HIV Awareness – Julia Angowaska, Pharmacist – The Phoenix Stores
HIV awareness month provides an opportunity to educate people about HIV testing, prevention, and treatment and reduce stigma and discrimination towards people who live with the virus. It also serves as a reminder of the ongoing need to support research efforts towards finding a cure and developing new treatment options for this condition.
HIV (Human Immunodeficiency Virus) is a virus that attacks the immune system, making it harder for the body to fight off infections and diseases. If left untreated, HIV can lead to AIDS (Acquired Immunodeficiency Syndrome), which severely weakens the immune system and leaves the body vulnerable to life-threatening infections and cancers. HIV is transmitted through sexual contact, sharing needles or other drug injection equipment, from mother to child during pregnancy, childbirth or breastfeeding, and through blood transfusions or organ transplants.
HIV in Bermuda

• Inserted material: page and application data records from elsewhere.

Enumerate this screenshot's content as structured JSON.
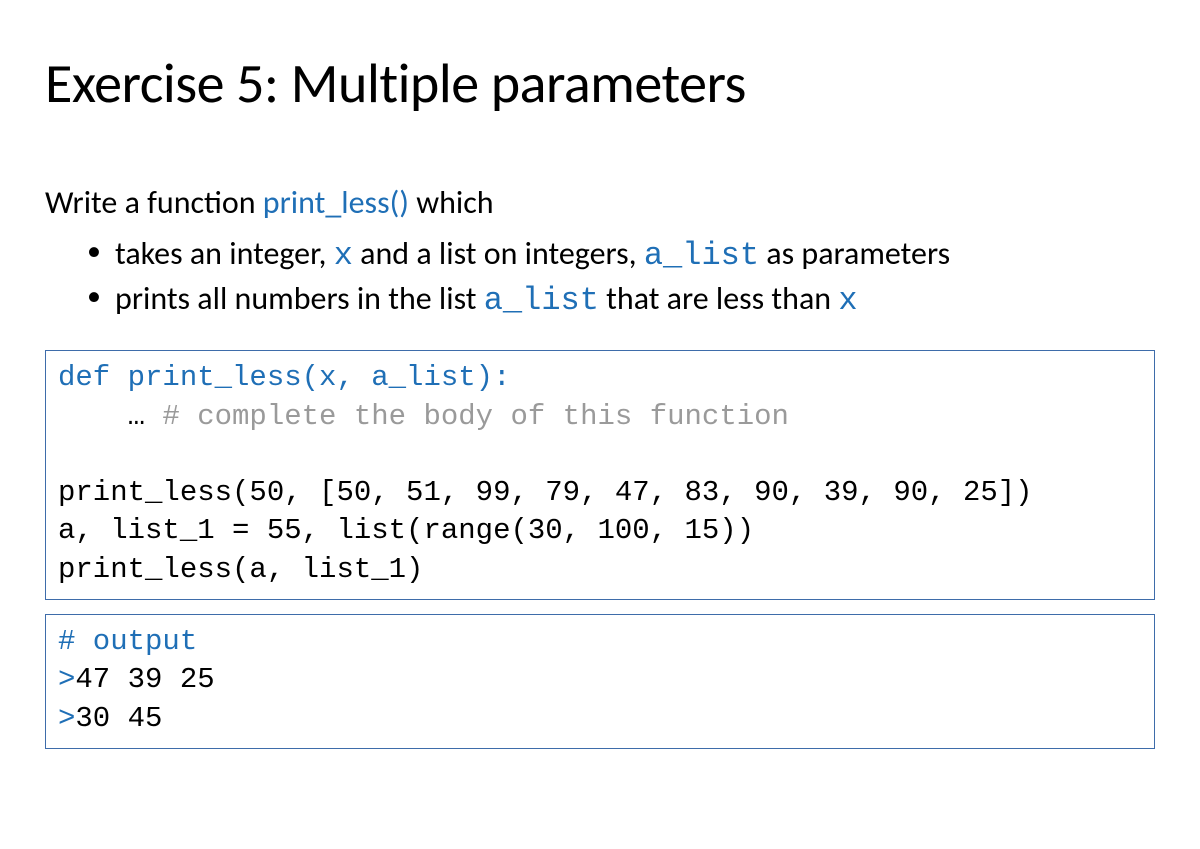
{
  "title": "Exercise 5: Multiple parameters",
  "intro": {
    "pre": "Write a function ",
    "fn": "print_less()",
    "post": " which"
  },
  "bullets": {
    "b1": {
      "t1": "takes an integer, ",
      "code1": "x",
      "t2": " and a list on integers, ",
      "code2": "a_list",
      "t3": " as parameters"
    },
    "b2": {
      "t1": "prints all numbers in the list ",
      "code1": "a_list",
      "t2": " that are less than ",
      "code2": "x"
    }
  },
  "code1": {
    "line1": "def print_less(x, a_list):",
    "line2a": "    … ",
    "line2b": "# complete the body of this function",
    "blank": "",
    "line3": "print_less(50, [50, 51, 99, 79, 47, 83, 90, 39, 90, 25])",
    "line4": "a, list_1 = 55, list(range(30, 100, 15))",
    "line5": "print_less(a, list_1)"
  },
  "code2": {
    "line1": "# output",
    "line2a": ">",
    "line2b": "47 39 25",
    "line3a": ">",
    "line3b": "30 45"
  }
}
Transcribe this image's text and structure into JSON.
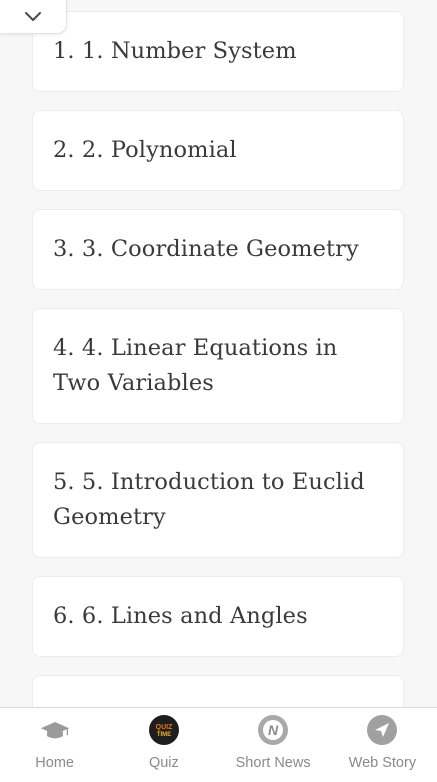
{
  "chapters": [
    {
      "title": "1. 1. Number System"
    },
    {
      "title": "2. 2. Polynomial"
    },
    {
      "title": "3. 3. Coordinate Geometry"
    },
    {
      "title": "4. 4. Linear Equations in Two Variables"
    },
    {
      "title": "5. 5. Introduction to Euclid Geometry"
    },
    {
      "title": "6. 6. Lines and Angles"
    }
  ],
  "bottom_nav": {
    "items": [
      {
        "label": "Home",
        "icon": "graduation-cap-icon"
      },
      {
        "label": "Quiz",
        "icon": "quiz-time-icon",
        "badge": "QUIZ TIME"
      },
      {
        "label": "Short News",
        "icon": "news-icon",
        "badge": "N"
      },
      {
        "label": "Web Story",
        "icon": "send-arrow-icon"
      }
    ]
  },
  "colors": {
    "background": "#f7f7f7",
    "card": "#ffffff",
    "title_text": "#3a3a3a",
    "nav_label": "#8a8a8a",
    "quiz_orange": "#e8731a",
    "icon_gray": "#9a9a9a"
  }
}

Like many other countries and territories worldwide, Bermuda has been affected by the HIV/AIDS epidemic. According to the Bermuda HIV/AIDS report in December 2021, an estimated 304 persons live with HIV in Bermuda – making up 0.5% of Bermuda’s population. Most of these cases were among men (60%), and the most common cause of transmission was heterosexual contact (80%). The report also notes that there has been a decline in the number of new cases in Bermuda in recent years, with less than ten new diagnoses reported between 2011- 2021. Increased awareness, testing and the availability of antiretroviral therapy (ART) can attribute the decline.
Overall, the condition remains a significant public health issue on the island, and continued efforts are needed to ensure that all residents have access to the information, resources, and support they need to prevent and manage this condition.
Prevention, Testing & Treatment
Preventing transmission of the virus is crucial for individual and public health. It is a shared responsibility, and promoting awareness, encouraging loved ones to take protective measures, and implementing evidence-based strategies can reduce the burden of HIV globally. Methods such as using condoms, taking PrEP or PEP, getting tested for HIV regularly, providing clean needles and addressing social inequalities can effectively prevent HIV.
There is currently no cure for HIV, but effective ART can suppress the virus and prevent the progression to AIDS, enabling people to live long and healthy lives. The specific combination of ART medicines prescribed for a person with HIV depends on several factors, including the person’s viral load, CD4 cell count, and medical history. It is important to take medicines as prescribed to effectively control the virus and prevent the development of drug resistance.
Patients must work closely with their healthcare providers to manage their condition and maintain their health and well-being. Support from loved ones, community resources, and peer support groups can also be beneficial in navigating the challenges of living with this condition.
Support in Bermuda
Efforts are being made in Bermuda to combat HIV stigma and discrimination. For example, the Bermuda AIDS Support and Prevention (BASAR) organization provides support and advocacy for people living with HIV, as well as education and outreach to reduce the stigma and increase awareness about prevention and treatment. In Bermuda, the island’s public healthcare system provides government-funded treatment. Individuals with HIV can receive treatment and care through the island’s hospital and clinics, including the Bermuda Hospitals Board and the Communicable Disease Control Clinic. Private healthcare providers also offer HIV treatment, but these services can be expensive and may not qualify for insurance coverage.
The Communicable Disease Control Clinic gives access to confidential testing, treatment and counselling. To get tested, a client needs to be 16 years of age. If you are underage, an adult needs to be present. The clinic is at 67 Victoria Street in Hamilton (2nd floor of the Department of Health). The service is free, but a small fee is usually applied if you are a male over 18 years without insurance. The turnover time for test results is generally 48 to 72 hours.
If you have any questions, do not hesitate to contact the clinic at (441) 278-6442.